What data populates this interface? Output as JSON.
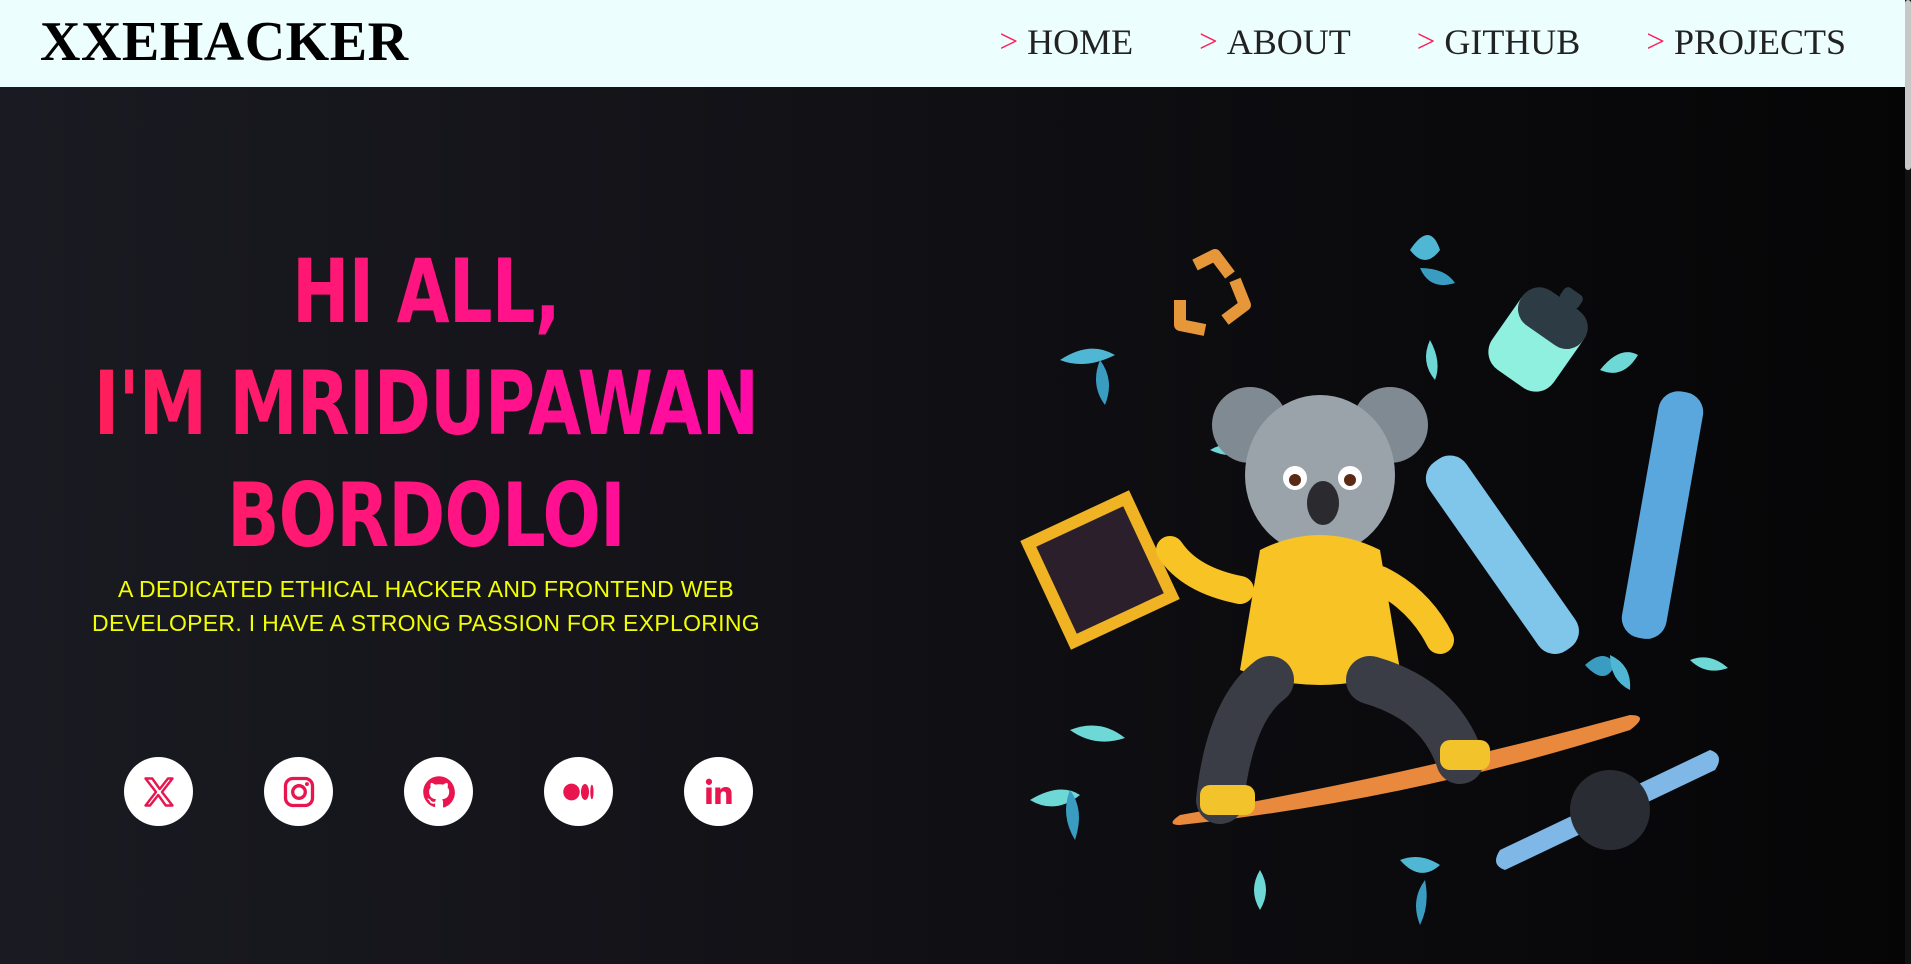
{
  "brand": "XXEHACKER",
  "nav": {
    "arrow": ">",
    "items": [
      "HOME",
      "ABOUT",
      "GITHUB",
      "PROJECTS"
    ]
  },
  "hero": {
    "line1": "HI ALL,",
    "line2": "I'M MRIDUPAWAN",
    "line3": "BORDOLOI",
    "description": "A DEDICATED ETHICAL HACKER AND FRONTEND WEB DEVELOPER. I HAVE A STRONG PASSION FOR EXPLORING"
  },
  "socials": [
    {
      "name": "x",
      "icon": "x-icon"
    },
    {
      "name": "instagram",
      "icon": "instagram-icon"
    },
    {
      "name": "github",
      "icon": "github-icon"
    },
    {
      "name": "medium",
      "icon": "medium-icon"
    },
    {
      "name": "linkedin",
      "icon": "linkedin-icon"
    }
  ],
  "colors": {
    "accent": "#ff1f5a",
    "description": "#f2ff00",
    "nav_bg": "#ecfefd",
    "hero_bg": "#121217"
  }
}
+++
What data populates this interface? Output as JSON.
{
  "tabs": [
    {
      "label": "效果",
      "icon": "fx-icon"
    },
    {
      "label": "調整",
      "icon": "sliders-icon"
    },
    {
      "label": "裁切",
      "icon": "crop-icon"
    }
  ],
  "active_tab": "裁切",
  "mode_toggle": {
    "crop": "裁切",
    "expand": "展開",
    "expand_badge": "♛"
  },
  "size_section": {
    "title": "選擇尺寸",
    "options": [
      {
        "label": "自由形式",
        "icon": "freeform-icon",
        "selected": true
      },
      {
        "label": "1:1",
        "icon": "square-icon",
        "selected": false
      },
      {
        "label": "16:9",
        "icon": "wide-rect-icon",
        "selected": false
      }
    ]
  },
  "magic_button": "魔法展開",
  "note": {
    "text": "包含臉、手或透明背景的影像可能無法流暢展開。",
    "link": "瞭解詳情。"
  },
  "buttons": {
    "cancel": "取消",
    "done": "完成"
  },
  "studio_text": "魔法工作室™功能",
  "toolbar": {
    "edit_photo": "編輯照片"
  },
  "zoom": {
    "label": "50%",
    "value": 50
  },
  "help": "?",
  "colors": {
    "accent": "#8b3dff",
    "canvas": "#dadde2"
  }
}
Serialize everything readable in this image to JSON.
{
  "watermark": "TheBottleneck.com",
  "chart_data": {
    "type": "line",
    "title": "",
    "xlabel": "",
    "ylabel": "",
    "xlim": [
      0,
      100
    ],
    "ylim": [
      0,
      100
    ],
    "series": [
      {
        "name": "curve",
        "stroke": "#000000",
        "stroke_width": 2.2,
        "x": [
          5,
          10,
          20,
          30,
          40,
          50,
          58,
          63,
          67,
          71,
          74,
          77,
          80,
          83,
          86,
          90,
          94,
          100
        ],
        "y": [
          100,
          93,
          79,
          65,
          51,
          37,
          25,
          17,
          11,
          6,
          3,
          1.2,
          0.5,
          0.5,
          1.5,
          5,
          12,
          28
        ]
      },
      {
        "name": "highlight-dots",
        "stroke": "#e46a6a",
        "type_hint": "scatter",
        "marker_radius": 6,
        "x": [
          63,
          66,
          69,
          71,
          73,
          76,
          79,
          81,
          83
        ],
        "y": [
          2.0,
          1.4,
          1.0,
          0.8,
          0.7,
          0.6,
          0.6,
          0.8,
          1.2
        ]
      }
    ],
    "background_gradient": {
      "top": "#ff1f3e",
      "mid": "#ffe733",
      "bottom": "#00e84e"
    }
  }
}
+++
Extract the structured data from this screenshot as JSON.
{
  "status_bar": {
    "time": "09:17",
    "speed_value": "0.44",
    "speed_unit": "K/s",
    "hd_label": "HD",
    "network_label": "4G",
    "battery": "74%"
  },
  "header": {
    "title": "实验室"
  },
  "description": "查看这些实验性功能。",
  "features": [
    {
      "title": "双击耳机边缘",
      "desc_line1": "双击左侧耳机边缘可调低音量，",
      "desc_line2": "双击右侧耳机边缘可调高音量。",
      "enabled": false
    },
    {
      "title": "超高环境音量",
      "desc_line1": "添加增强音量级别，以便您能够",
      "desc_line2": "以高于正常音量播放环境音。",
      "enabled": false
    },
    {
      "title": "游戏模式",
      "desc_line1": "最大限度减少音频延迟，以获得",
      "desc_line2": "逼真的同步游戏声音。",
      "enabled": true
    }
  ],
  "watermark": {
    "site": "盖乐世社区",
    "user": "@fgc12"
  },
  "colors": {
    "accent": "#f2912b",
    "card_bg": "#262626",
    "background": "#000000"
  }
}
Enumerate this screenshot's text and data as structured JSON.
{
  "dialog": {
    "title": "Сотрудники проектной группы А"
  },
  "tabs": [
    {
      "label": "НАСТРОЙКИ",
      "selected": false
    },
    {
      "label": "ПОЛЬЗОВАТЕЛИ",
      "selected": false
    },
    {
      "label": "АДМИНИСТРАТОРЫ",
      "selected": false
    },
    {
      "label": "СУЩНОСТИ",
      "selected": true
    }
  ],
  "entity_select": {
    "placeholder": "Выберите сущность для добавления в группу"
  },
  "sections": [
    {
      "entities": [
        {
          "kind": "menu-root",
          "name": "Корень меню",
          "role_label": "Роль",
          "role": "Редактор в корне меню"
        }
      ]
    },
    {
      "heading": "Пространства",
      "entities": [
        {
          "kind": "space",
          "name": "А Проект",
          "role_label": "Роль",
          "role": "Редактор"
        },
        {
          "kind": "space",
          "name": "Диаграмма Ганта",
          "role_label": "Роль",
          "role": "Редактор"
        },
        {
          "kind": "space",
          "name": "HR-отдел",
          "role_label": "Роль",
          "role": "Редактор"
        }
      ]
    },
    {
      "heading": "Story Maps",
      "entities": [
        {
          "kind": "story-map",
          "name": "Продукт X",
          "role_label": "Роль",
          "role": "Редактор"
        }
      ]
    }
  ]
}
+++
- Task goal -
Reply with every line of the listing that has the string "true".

- Written solution -
        "selected": true
      "enabled": true
      "selected": true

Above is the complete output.